Stored data:
== Segment start ==

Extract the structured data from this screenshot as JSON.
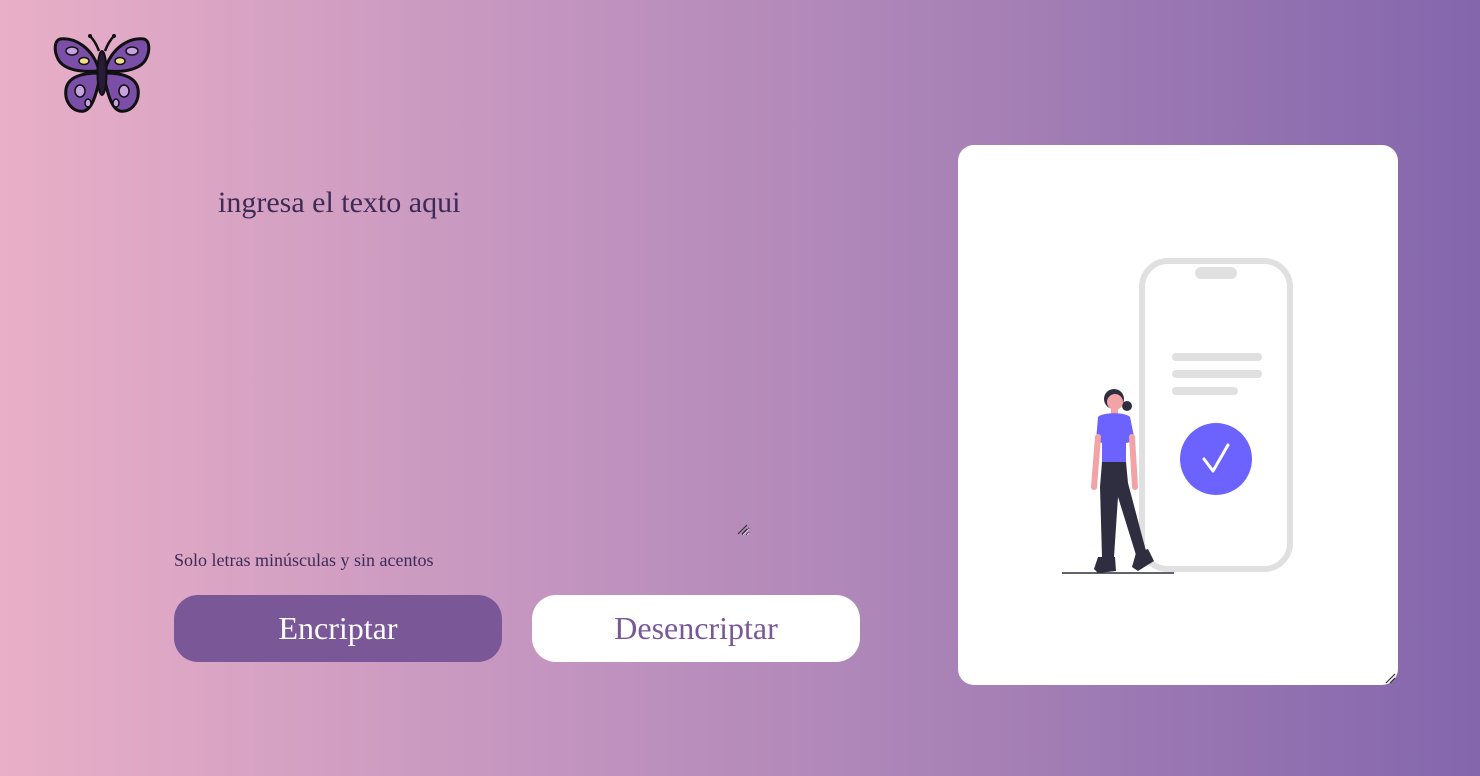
{
  "header": {
    "logo_icon": "butterfly-icon"
  },
  "input": {
    "placeholder": "ingresa el texto aqui",
    "value": ""
  },
  "hint": {
    "text": "Solo letras minúsculas y sin acentos"
  },
  "buttons": {
    "encrypt_label": "Encriptar",
    "decrypt_label": "Desencriptar"
  },
  "output": {
    "illustration_icon": "person-phone-checkmark-icon"
  },
  "colors": {
    "accent": "#7a5898",
    "illustration_purple": "#6c63ff",
    "gradient_start": "#e9afc7",
    "gradient_end": "#8466ad"
  }
}
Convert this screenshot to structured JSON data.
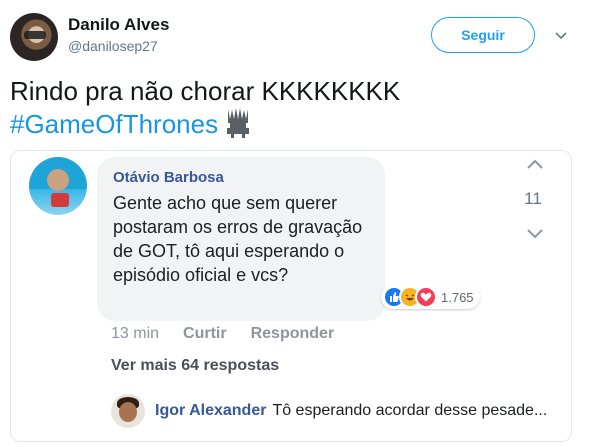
{
  "tweet": {
    "author": {
      "display_name": "Danilo Alves",
      "handle": "@danilosep27"
    },
    "follow_label": "Seguir",
    "text": "Rindo pra não chorar KKKKKKKK",
    "hashtag": "#GameOfThrones",
    "emoji_icon": "iron-throne-icon"
  },
  "embed": {
    "comment": {
      "author": "Otávio Barbosa",
      "text": "Gente acho que sem querer postaram os erros de gravação de GOT, tô aqui esperando o episódio oficial e vcs?",
      "reactions": {
        "icons": [
          "like-icon",
          "haha-icon",
          "love-icon"
        ],
        "count": "1.765"
      },
      "time": "13 min",
      "like_label": "Curtir",
      "reply_label": "Responder",
      "votes": "11"
    },
    "more_replies_label": "Ver mais 64 respostas",
    "reply": {
      "author": "Igor Alexander",
      "text": "Tô esperando acordar desse pesade..."
    }
  },
  "colors": {
    "twitter_blue": "#1da1f2",
    "hashtag_blue": "#1b95e0",
    "facebook_name": "#385898",
    "bubble_bg": "#f2f3f5"
  }
}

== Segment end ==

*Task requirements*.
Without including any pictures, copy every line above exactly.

*Solved exercise*.
Extract the structured data from this screenshot as JSON.
{
  "header": {
    "logo_icon": "butterfly-icon"
  },
  "input": {
    "placeholder": "ingresa el texto aqui",
    "value": ""
  },
  "hint": {
    "text": "Solo letras minúsculas y sin acentos"
  },
  "buttons": {
    "encrypt_label": "Encriptar",
    "decrypt_label": "Desencriptar"
  },
  "output": {
    "illustration_icon": "person-phone-checkmark-icon"
  },
  "colors": {
    "accent": "#7a5898",
    "illustration_purple": "#6c63ff",
    "gradient_start": "#e9afc7",
    "gradient_end": "#8466ad"
  }
}
Convert this screenshot to structured JSON data.
{
  "tweet": {
    "author": {
      "display_name": "Danilo Alves",
      "handle": "@danilosep27"
    },
    "follow_label": "Seguir",
    "text": "Rindo pra não chorar KKKKKKKK",
    "hashtag": "#GameOfThrones",
    "emoji_icon": "iron-throne-icon"
  },
  "embed": {
    "comment": {
      "author": "Otávio Barbosa",
      "text": "Gente acho que sem querer postaram os erros de gravação de GOT, tô aqui esperando o episódio oficial e vcs?",
      "reactions": {
        "icons": [
          "like-icon",
          "haha-icon",
          "love-icon"
        ],
        "count": "1.765"
      },
      "time": "13 min",
      "like_label": "Curtir",
      "reply_label": "Responder",
      "votes": "11"
    },
    "more_replies_label": "Ver mais 64 respostas",
    "reply": {
      "author": "Igor Alexander",
      "text": "Tô esperando acordar desse pesade..."
    }
  },
  "colors": {
    "twitter_blue": "#1da1f2",
    "hashtag_blue": "#1b95e0",
    "facebook_name": "#385898",
    "bubble_bg": "#f2f3f5"
  }
}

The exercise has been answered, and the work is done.